**EXERCISE PROMPT**
Check the entries below for lines with "this"; report only how many there are.

**SUPPLIED RECORDS**
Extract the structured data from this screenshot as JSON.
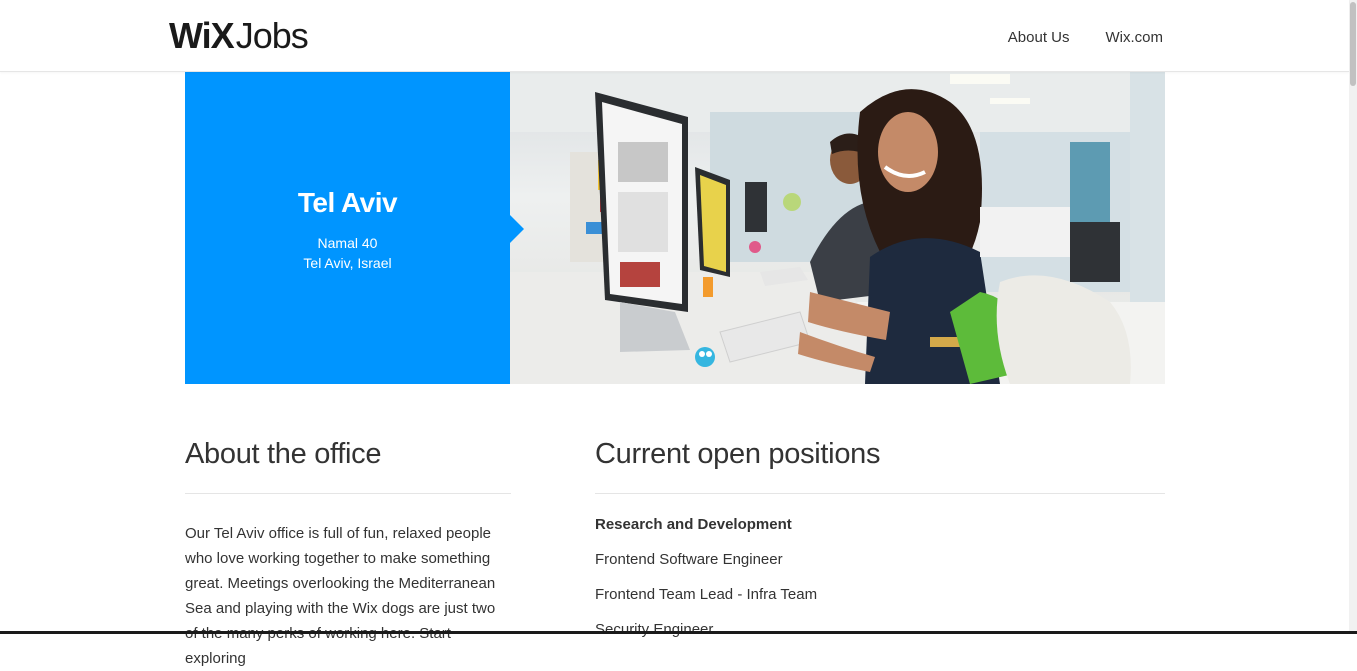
{
  "header": {
    "logo_wix": "WiX",
    "logo_jobs": "Jobs",
    "nav": [
      {
        "label": "About Us"
      },
      {
        "label": "Wix.com"
      }
    ]
  },
  "hero": {
    "city": "Tel Aviv",
    "address_line1": "Namal 40",
    "address_line2": "Tel Aviv, Israel",
    "accent_color": "#0095ff"
  },
  "about": {
    "title": "About the office",
    "text": "Our Tel Aviv office is full of fun, relaxed people who love working together to make something great. Meetings overlooking the Mediterranean Sea and playing with the Wix dogs are just two of the many perks of working here. Start exploring"
  },
  "positions": {
    "title": "Current open positions",
    "department": "Research and Development",
    "jobs": [
      {
        "label": "Frontend Software Engineer"
      },
      {
        "label": "Frontend Team Lead - Infra Team"
      },
      {
        "label": "Security Engineer"
      }
    ]
  }
}
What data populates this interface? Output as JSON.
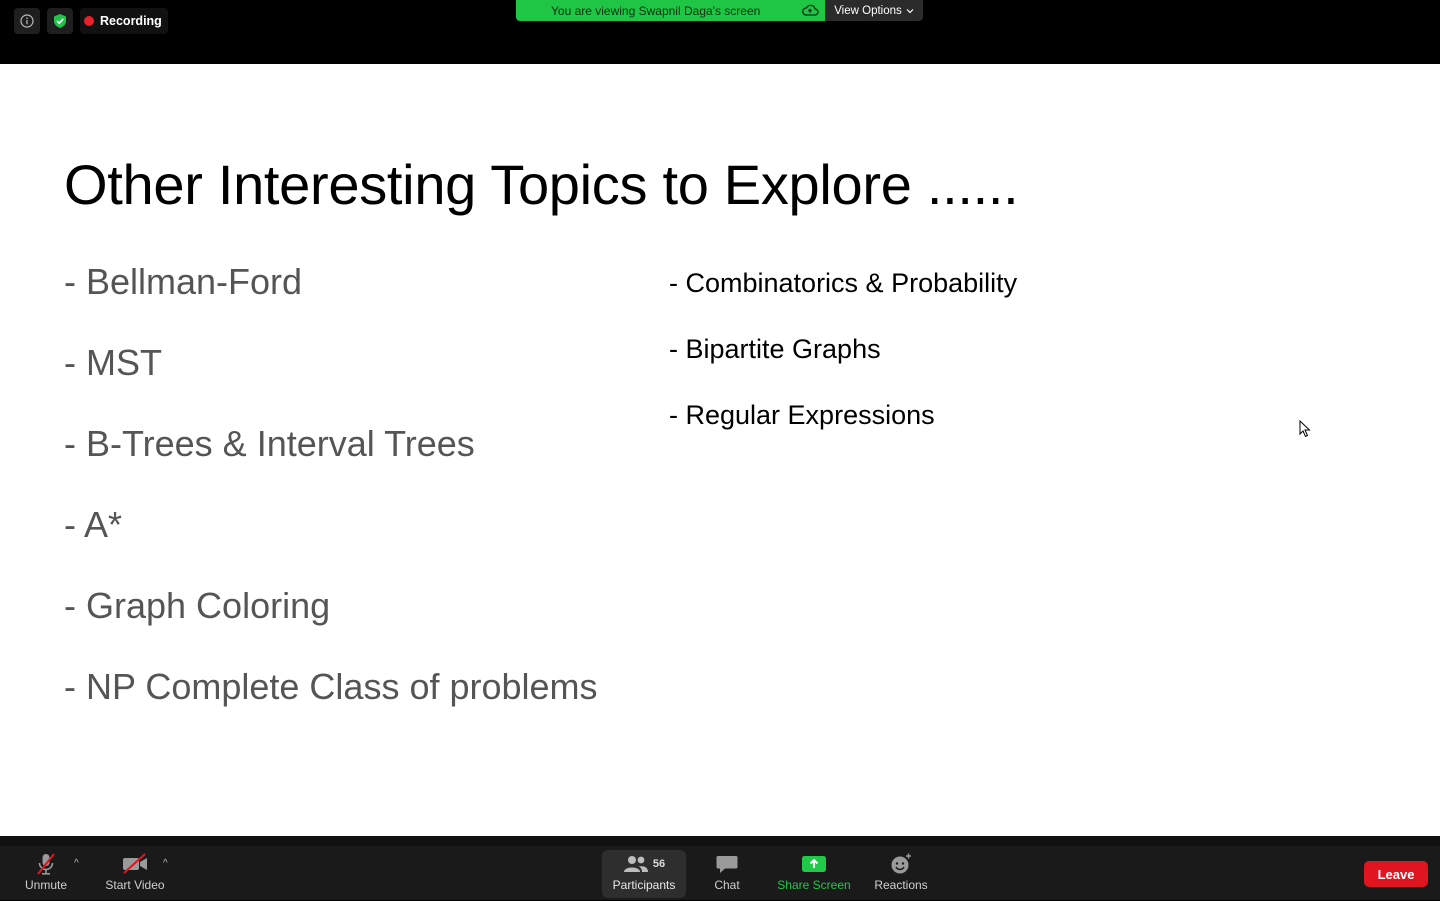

**ANSWER TO THE EXERCISE**
2